It is slowly becoming clear that our future as leaders and citizens is going to depend on staying adaptable in perpetuity! In the complex, dynamic interdependence of today’s world, I understand that concept intellectually. The emotional part of me, however, craves more predictability in my life.
Lately, I’ve been scanning news about global weather events like massive rainstorms, wildfires, poor air quality, strings of super-hot days, growing severe drought and the list keeps going…. These disruptions are a sign of climate change. Frankly, nature is giving us feedback on our inaction. These weather events (and others) require us to confront our adaptive capacity. Will we choose to change our eating habits? Cut back on our water usage?
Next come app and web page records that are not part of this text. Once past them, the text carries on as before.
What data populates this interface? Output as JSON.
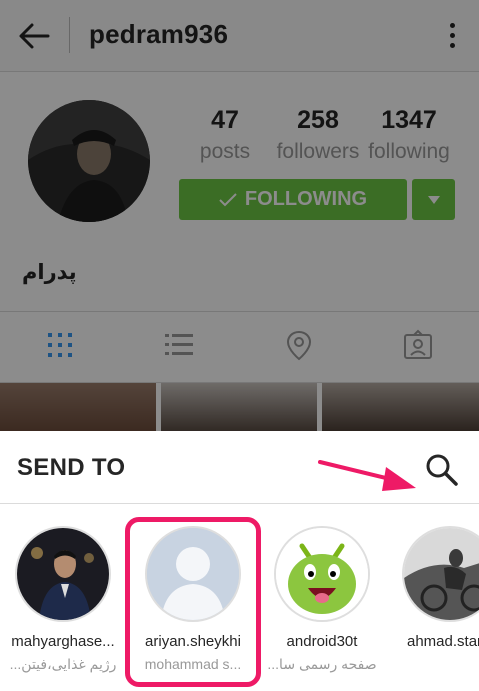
{
  "header": {
    "username": "pedram936"
  },
  "profile": {
    "stats": [
      {
        "value": "47",
        "label": "posts"
      },
      {
        "value": "258",
        "label": "followers"
      },
      {
        "value": "1347",
        "label": "following"
      }
    ],
    "follow_button": "FOLLOWING",
    "full_name": "پدرام"
  },
  "tabs": [
    "grid-icon",
    "list-icon",
    "location-pin-icon",
    "tagged-photos-icon"
  ],
  "send_sheet": {
    "title": "SEND TO",
    "recipients": [
      {
        "name": "mahyarghase...",
        "subtitle": "رژیم غذایی،فیتن..."
      },
      {
        "name": "ariyan.sheykhi",
        "subtitle": "mohammad s..."
      },
      {
        "name": "android30t",
        "subtitle": "صفحه رسمی سا..."
      },
      {
        "name": "ahmad.star",
        "subtitle": ""
      }
    ]
  },
  "colors": {
    "follow_green": "#6cc644",
    "highlight_pink": "#ee1a66",
    "annotation_arrow": "#ee1a66"
  }
}
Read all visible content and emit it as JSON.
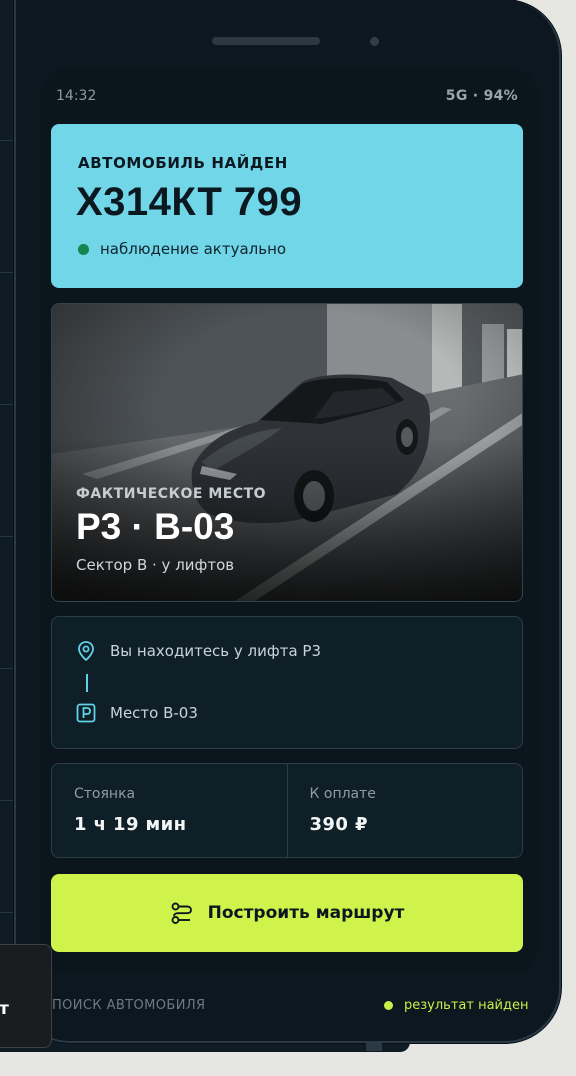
{
  "status": {
    "time": "14:32",
    "network": "5G · 94%"
  },
  "found": {
    "label": "АВТОМОБИЛЬ НАЙДЕН",
    "plate": "Х314КТ 799",
    "observation": "наблюдение актуально"
  },
  "photo": {
    "caption": "ФАКТИЧЕСКОЕ МЕСТО",
    "spot": "P3 · B-03",
    "sector": "Сектор B · у лифтов"
  },
  "route": {
    "from": "Вы находитесь у лифта P3",
    "to": "Место B-03"
  },
  "stats": {
    "parking_label": "Стоянка",
    "parking_value": "1 ч 19 мин",
    "payment_label": "К оплате",
    "payment_value": "390 ₽"
  },
  "button": {
    "label": "Построить маршрут"
  },
  "footer": {
    "left": "ПОИСК АВТОМОБИЛЯ",
    "right": "результат найден"
  },
  "side_popup": {
    "text": "т"
  },
  "colors": {
    "accent_cyan": "#71d6e8",
    "accent_lime": "#cff34a",
    "success_green": "#14854f",
    "screen_bg": "#0a151c"
  },
  "icons": {
    "location": "map-pin-icon",
    "parking": "parking-icon",
    "route": "route-icon"
  }
}
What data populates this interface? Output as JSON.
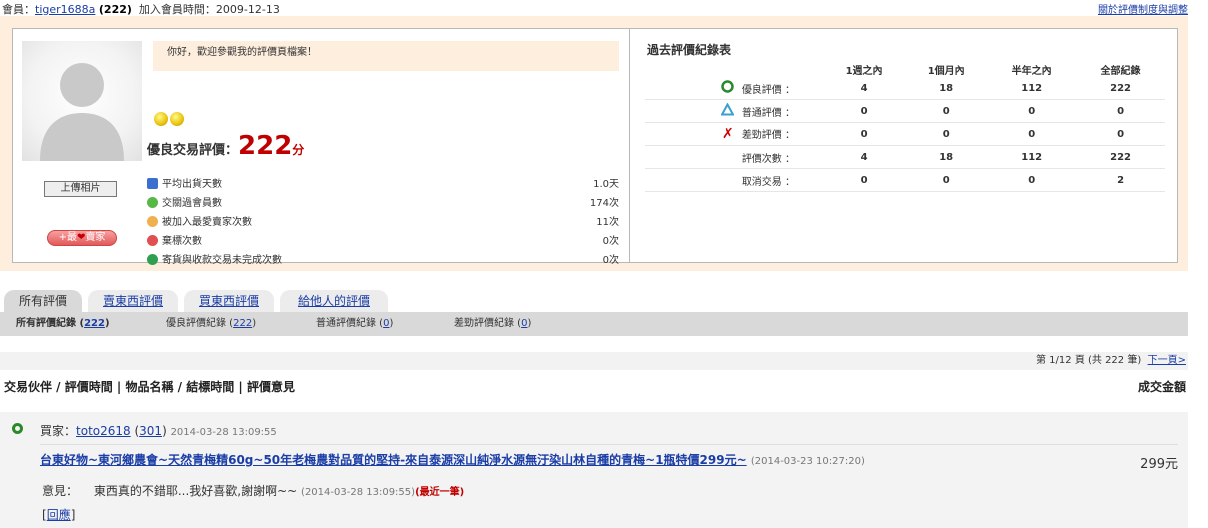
{
  "topbar": {
    "member_label": "會員：",
    "username": "tiger1688a",
    "score": "(222)",
    "join_label": "加入會員時間：2009-12-13",
    "policy_link": "關於評價制度與調整"
  },
  "profile": {
    "welcome": "你好，歡迎參觀我的評價頁檔案！",
    "upload_label": "上傳相片",
    "fav_label_left": "+最",
    "fav_label_right": "賣家",
    "rating_label": "優良交易評價：",
    "rating_value": "222",
    "rating_unit": "分",
    "stats": [
      {
        "label": "平均出貨天數",
        "value": "1.0天",
        "icon": "truck-icon",
        "color": "#3a6fd0"
      },
      {
        "label": "交關過會員數",
        "value": "174次",
        "icon": "user-icon",
        "color": "#57b846"
      },
      {
        "label": "被加入最愛賣家次數",
        "value": "11次",
        "icon": "user-fav-icon",
        "color": "#f0b050"
      },
      {
        "label": "棄標次數",
        "value": "0次",
        "icon": "sad-face-icon",
        "color": "#e05050"
      },
      {
        "label": "寄貨與收款交易未完成次數",
        "value": "0次",
        "icon": "neutral-face-icon",
        "color": "#2f9f4f"
      }
    ]
  },
  "history": {
    "title": "過去評價紀錄表",
    "columns": [
      "1週之內",
      "1個月內",
      "半年之內",
      "全部紀錄"
    ],
    "rows": [
      {
        "label": "優良評價 ：",
        "symbol": "good",
        "values": [
          "4",
          "18",
          "112",
          "222"
        ]
      },
      {
        "label": "普通評價 ：",
        "symbol": "normal",
        "values": [
          "0",
          "0",
          "0",
          "0"
        ]
      },
      {
        "label": "差勁評價 ：",
        "symbol": "bad",
        "values": [
          "0",
          "0",
          "0",
          "0"
        ]
      },
      {
        "label": "評價次數 ：",
        "symbol": "",
        "values": [
          "4",
          "18",
          "112",
          "222"
        ]
      },
      {
        "label": "取消交易 ：",
        "symbol": "",
        "values": [
          "0",
          "0",
          "0",
          "2"
        ]
      }
    ]
  },
  "tabs": [
    "所有評價",
    "賣東西評價",
    "買東西評價",
    "給他人的評價"
  ],
  "subtabs": [
    {
      "label": "所有評價紀錄 (",
      "count": "222",
      "suffix": ")"
    },
    {
      "label": "優良評價紀錄 (",
      "count": "222",
      "suffix": ")"
    },
    {
      "label": "普通評價紀錄 (",
      "count": "0",
      "suffix": ")"
    },
    {
      "label": "差勁評價紀錄 (",
      "count": "0",
      "suffix": ")"
    }
  ],
  "pager": {
    "text": "第 1/12 頁 (共 222 筆)",
    "next": "下一頁>"
  },
  "list_header": {
    "left": "交易伙伴 / 評價時間 | 物品名稱 / 結標時間 | 評價意見",
    "right": "成交金額"
  },
  "entry": {
    "buyer_label": "買家：",
    "buyer": "toto2618",
    "buyer_score": "301",
    "buyer_time": "2014-03-28 13:09:55",
    "item": "台東好物~東河鄉農會~天然青梅精60g~50年老梅農對品質的堅持-來自泰源深山純淨水源無汙染山林自種的青梅~1瓶特價299元~",
    "item_time": "(2014-03-23 10:27:20)",
    "price": "299元",
    "comment_label": "意見：",
    "comment": "東西真的不錯耶...我好喜歡,謝謝啊~~",
    "comment_time": "(2014-03-28 13:09:55)",
    "recent": "(最近一筆)",
    "reply": "回應"
  },
  "colors": {
    "accent_red": "#c00000",
    "link": "#1a3da6",
    "profile_bg": "#fdeedd",
    "good": "#2a8a2a",
    "normal": "#3aa0d0",
    "bad": "#d00000"
  }
}
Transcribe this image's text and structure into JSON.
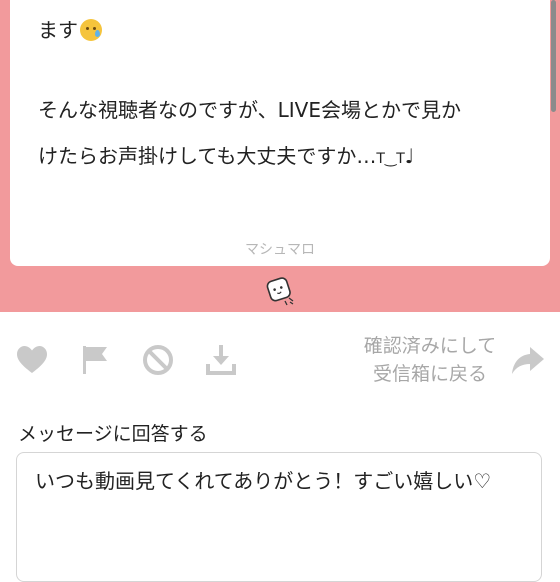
{
  "message": {
    "line1": "ます",
    "line2": "そんな視聴者なのですが、LIVE会場とかで見か",
    "line3_main": "けたらお声掛けしても大丈夫ですか…",
    "line3_face": "T‿T",
    "line3_end": "♩",
    "emoji_icon": "crying-smile-emoji",
    "watermark": "マシュマロ"
  },
  "actions": {
    "back_line1": "確認済みにして",
    "back_line2": "受信箱に戻る",
    "icons": [
      "heart-icon",
      "flag-icon",
      "block-icon",
      "download-icon",
      "reply-arrow-icon"
    ]
  },
  "answer": {
    "label": "メッセージに回答する",
    "text": "いつも動画見てくれてありがとう！すごい嬉しい♡"
  },
  "colors": {
    "band": "#f29a9c",
    "icon_gray": "#c9c9c9",
    "muted_text": "#a7a7a7"
  }
}
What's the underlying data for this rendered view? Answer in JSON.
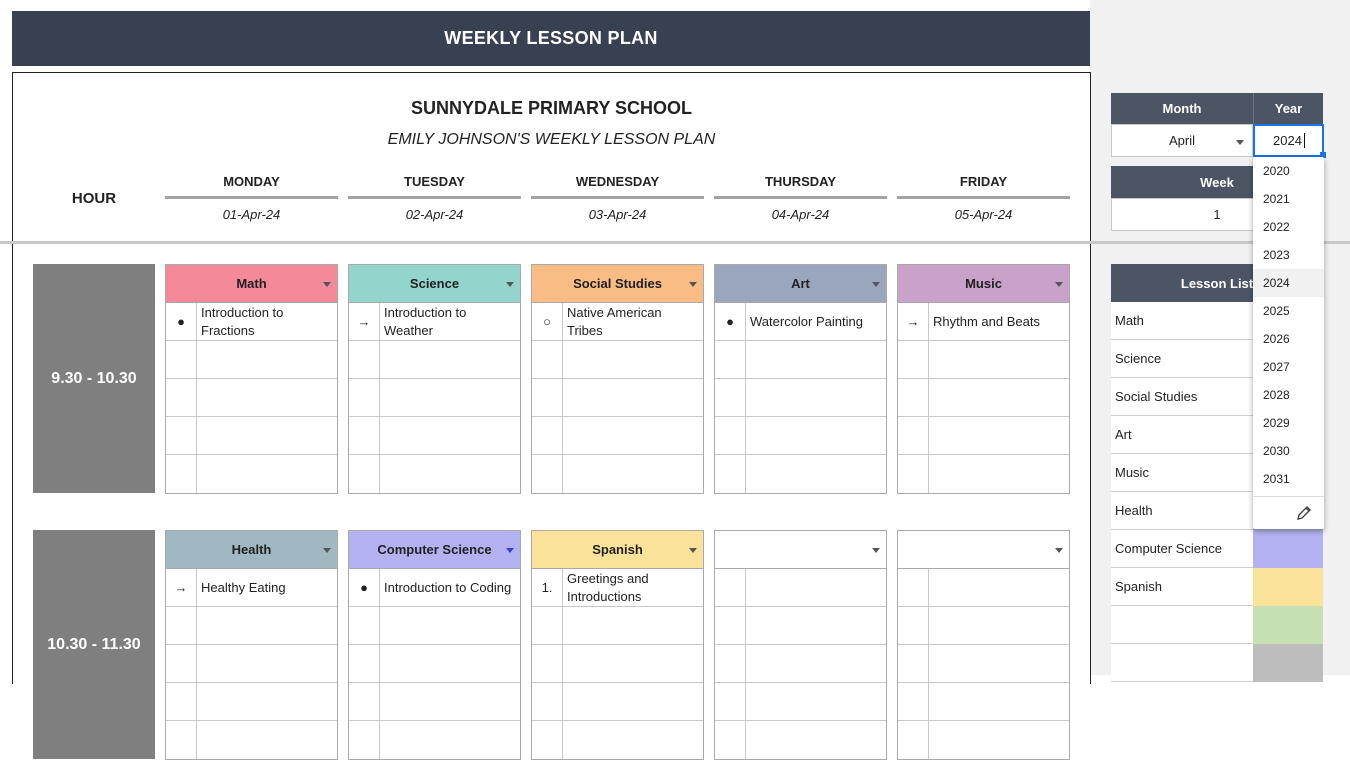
{
  "header": {
    "title": "WEEKLY LESSON PLAN"
  },
  "school": {
    "name": "SUNNYDALE PRIMARY SCHOOL",
    "subtitle": "EMILY JOHNSON'S WEEKLY LESSON PLAN"
  },
  "hour_label": "HOUR",
  "days": [
    {
      "name": "MONDAY",
      "date": "01-Apr-24"
    },
    {
      "name": "TUESDAY",
      "date": "02-Apr-24"
    },
    {
      "name": "WEDNESDAY",
      "date": "03-Apr-24"
    },
    {
      "name": "THURSDAY",
      "date": "04-Apr-24"
    },
    {
      "name": "FRIDAY",
      "date": "05-Apr-24"
    }
  ],
  "slots": [
    {
      "time": "9.30 - 10.30",
      "lessons": [
        {
          "subject": "Math",
          "color": "#f4899a",
          "mark": "●",
          "topic": "Introduction to Fractions"
        },
        {
          "subject": "Science",
          "color": "#93d5cd",
          "mark": "→",
          "topic": "Introduction to Weather"
        },
        {
          "subject": "Social Studies",
          "color": "#f9bc85",
          "mark": "○",
          "topic": "Native American Tribes"
        },
        {
          "subject": "Art",
          "color": "#9aa6bd",
          "mark": "●",
          "topic": "Watercolor Painting"
        },
        {
          "subject": "Music",
          "color": "#c9a2c9",
          "mark": "→",
          "topic": "Rhythm and Beats"
        }
      ]
    },
    {
      "time": "10.30 - 11.30",
      "lessons": [
        {
          "subject": "Health",
          "color": "#9fb8c1",
          "mark": "→",
          "topic": "Healthy Eating"
        },
        {
          "subject": "Computer Science",
          "color": "#b3b1ef",
          "mark": "●",
          "topic": "Introduction to Coding"
        },
        {
          "subject": "Spanish",
          "color": "#fbe299",
          "mark": "1.",
          "topic": "Greetings and Introductions"
        },
        {
          "subject": "",
          "color": "#ffffff",
          "mark": "",
          "topic": ""
        },
        {
          "subject": "",
          "color": "#ffffff",
          "mark": "",
          "topic": ""
        }
      ]
    }
  ],
  "controls": {
    "month_label": "Month",
    "year_label": "Year",
    "month_value": "April",
    "year_value": "2024",
    "week_label": "Week",
    "week_value": "1"
  },
  "year_options": [
    "2020",
    "2021",
    "2022",
    "2023",
    "2024",
    "2025",
    "2026",
    "2027",
    "2028",
    "2029",
    "2030",
    "2031"
  ],
  "year_selected": "2024",
  "lesson_list": {
    "header": "Lesson List",
    "items": [
      {
        "name": "Math",
        "color": "#f4899a"
      },
      {
        "name": "Science",
        "color": "#93d5cd"
      },
      {
        "name": "Social Studies",
        "color": "#f9bc85"
      },
      {
        "name": "Art",
        "color": "#9aa6bd"
      },
      {
        "name": "Music",
        "color": "#c9a2c9"
      },
      {
        "name": "Health",
        "color": "#9fb8c1"
      },
      {
        "name": "Computer Science",
        "color": "#b3b1ef"
      },
      {
        "name": "Spanish",
        "color": "#fbe299"
      },
      {
        "name": "",
        "color": "#c6e0b4"
      },
      {
        "name": "",
        "color": "#bdbdbd"
      }
    ]
  }
}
Reduce or eliminate the use of fossil fuels? Change our relationship to and tolerance of waste? The list of behaviors we should and must change goes on for a long time.
Climate changes don’t only affect the weather, of course. These events ripple through our families, our communities, and our organizations as we grapple collectively with the implications of climate on how we do business, and how we live our lives together. We also have to solve these problems by remembering not only our current state, but the lives of many generations to come.
This is only one aspect within a complex system forcing us to adapt. COVID-19 is also giving us feedback on how our decisions of the past are continuing to show up and influence the present and future quality of our lives. The pandemic is challenging our traditional thinking on how we’ve constructed our society. Our bias towards individual freedom at the cost of collective safety is on display. Our legal system that supports the tenets of individual freedom embeds even more tension and causes the system to be less adaptable to meeting the challenges a pandemic creates. It ripples through our choices, and how we think and believe.
Our views on the disruptions in our lives and the triggers to adapt might differ depending on our communities and our geography. One thing remains clear – we need to strengthen our capacity to continually adapt to the changes that are here…. and the changes coming our way.
The silver lining
There are days that we feel overwhelmed by the need to adjust.
The silver lining in this situation is that we are actually designed to adapt.
In nature, adaptative capacity is the standard way of being. Species and plant life and ecosystems constantly adapt as a way of life. Natural systems adapt all the time. As humans, we are a part of nature. Our individual and collective capacity to adapt is already embedded in us.
If this is true why does all this change disturb us? Why does the thought of adapting in perpetuity seem so daunting?
I think it’s because we have a dysfunctional relationship with control. If we think we should be able to control everything around us and shape it for our own wishes, then we focus on controlling uncontrollable things. This causes us to add stress to our lives because we think we should be able to create stability – and therefore eliminate the need to adapt.
We live with the myth that we shouldn’t be asked to adapt. And if we need to adapt, we’re doing something wrong by being not powerful enough, for example. This dynamic reinforces the delusion that our lives would be better if we didn’t have any disruption at all.
Nature has spent 3.8 billion years adapting. It is the essence of the dynamic of life and if we don’t adapt, we don’t learn or evolve. I invite you to reframe your relationship with the world around you and see feedback as a gift that will help us, individually and collectively, learn, evolve and thrive.